Beefs & Bouquets, Feb. 24

To submit a beef or a bouquet to the Nanaimo News Bulletin, e-mail editor@nanaimobulletin.com

The Port of Nanaimo has signed a 50-year-agreement with DP World around short-sea shipping operations at Duke Point Terminal. (News Bulletin file photo)
Port of Nanaimo and DP World sign 50-year shipping operations agreement

Lease agreement ‘important first step’ in $105-million Duke Point expansion project

A Nanaimo RCMP vehicle in the Woodgrove Centre parking lot. (News Bulletin file photo)
Woman groped by stranger in mall parking lot in Nanaimo

Incident happened near bus loop Saturday, Feb. 20, at about 4:45 p.m.

Dr. Bonnie Henry talk about the next steps in B.C.'s COVID-19 Immunization Plan during a press conference at Legislature in Victoria, B.C., on Friday, January 22, 2021. THE CANADIAN PRESS/Chad Hipolito
456 new COVID-19 cases in B.C., 2 deaths

Since January 2020, 78,278 have tested positive for the novel coronavirus in B.C.

A health-care worker prepares a dose of the Pfizer-BioNTech COVID-19 vaccine at a UHN COVID-19 vaccine clinic in Toronto on Thursday, January 7, 2021. (THE CANADIAN PRESS/Nathan Denette)
Vaccinating essential workers before seniors in B.C. could save lives: experts

A new study says the switch could also save up to $230 million in provincial health-care costs

(Black Press Media file photo)
B.C. residents can reserve provincial camp sites starting March 8

B.C. residents get priority access to camping reservations in province

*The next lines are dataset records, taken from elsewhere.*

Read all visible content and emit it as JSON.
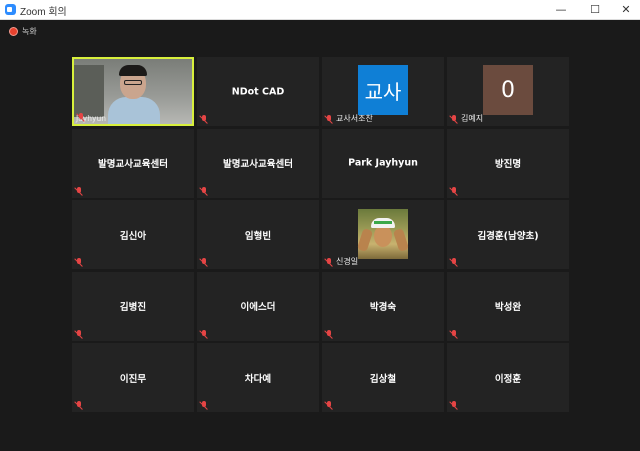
{
  "window": {
    "title": "Zoom 회의",
    "minimize_label": "—",
    "maximize_label": "☐",
    "close_label": "✕"
  },
  "recording": {
    "label": "녹화",
    "color": "#e8422e"
  },
  "participants": [
    {
      "name": "Jayhyun",
      "type": "video",
      "muted": true
    },
    {
      "name": "NDot CAD",
      "type": "name",
      "muted": true
    },
    {
      "name": "교사서조찬",
      "type": "avatar-text",
      "avatar_text": "교사",
      "avatar_color": "#0f7fd6",
      "muted": true
    },
    {
      "name": "김예지",
      "type": "avatar-letter",
      "avatar_text": "0",
      "avatar_color": "#6b4b3e",
      "muted": true
    },
    {
      "name": "발명교사교육센터",
      "type": "name",
      "muted": true
    },
    {
      "name": "발명교사교육센터",
      "type": "name",
      "muted": true
    },
    {
      "name": "Park Jayhyun",
      "type": "name",
      "muted": false
    },
    {
      "name": "방진명",
      "type": "name",
      "muted": true
    },
    {
      "name": "김신아",
      "type": "name",
      "muted": true
    },
    {
      "name": "임형빈",
      "type": "name",
      "muted": true
    },
    {
      "name": "신경일",
      "type": "photo",
      "muted": true
    },
    {
      "name": "김경훈(남양초)",
      "type": "name",
      "muted": true
    },
    {
      "name": "김병진",
      "type": "name",
      "muted": true
    },
    {
      "name": "이에스더",
      "type": "name",
      "muted": true
    },
    {
      "name": "박경숙",
      "type": "name",
      "muted": true
    },
    {
      "name": "박성완",
      "type": "name",
      "muted": true
    },
    {
      "name": "이진무",
      "type": "name",
      "muted": true
    },
    {
      "name": "차다예",
      "type": "name",
      "muted": true
    },
    {
      "name": "김상철",
      "type": "name",
      "muted": true
    },
    {
      "name": "이정훈",
      "type": "name",
      "muted": true
    }
  ],
  "colors": {
    "active_speaker_border": "#d8f03c",
    "tile_background": "#232323",
    "muted_icon": "#e54545"
  }
}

Nanaimo’s Joanne Secord is a quarterfinalist in Inked Magazine’s Cover Model Search contest. (Janayh Wright Photography)
50-year-old Nanaimo mom hopes her tattoos will earn her a magazine cover shoot

Joanne Secord on cusp of semifinals in Inked Magazine contest

Nanaimo Courthouse. (News Bulletin file photo)
Motorist sentenced to two years for dangerous driving causing death on Gabriola Island

William Goosman pleaded guilty last fall in connection with incident that killed Jay Dearman

According to a new poll, a majority of Canadians want to see illicit drugs decriminalized. (THE ASSOCIATED PRESS)
Majority of Canadians think it’s high time to decriminalize illicit drugs: poll

More than two-times the B.C. residents know someone who died from an overdose compared to rest of Canada

The late Michael Gregory, 57, is accused of sexually exploiting six junior high students between 1999 and 2005. (Pixabay)
Former Alberta teacher accused of sexually assaulting students found dead in B.C.

Mounties say Michael Gregory’s death has been deemed ‘non-suspicious’

Photograph By @KAYLAXANDERSON
VIDEO: Lynx grabs lunch in Kamloops

A lynx surprises a group of ducks and picks one off for lunch

Most Read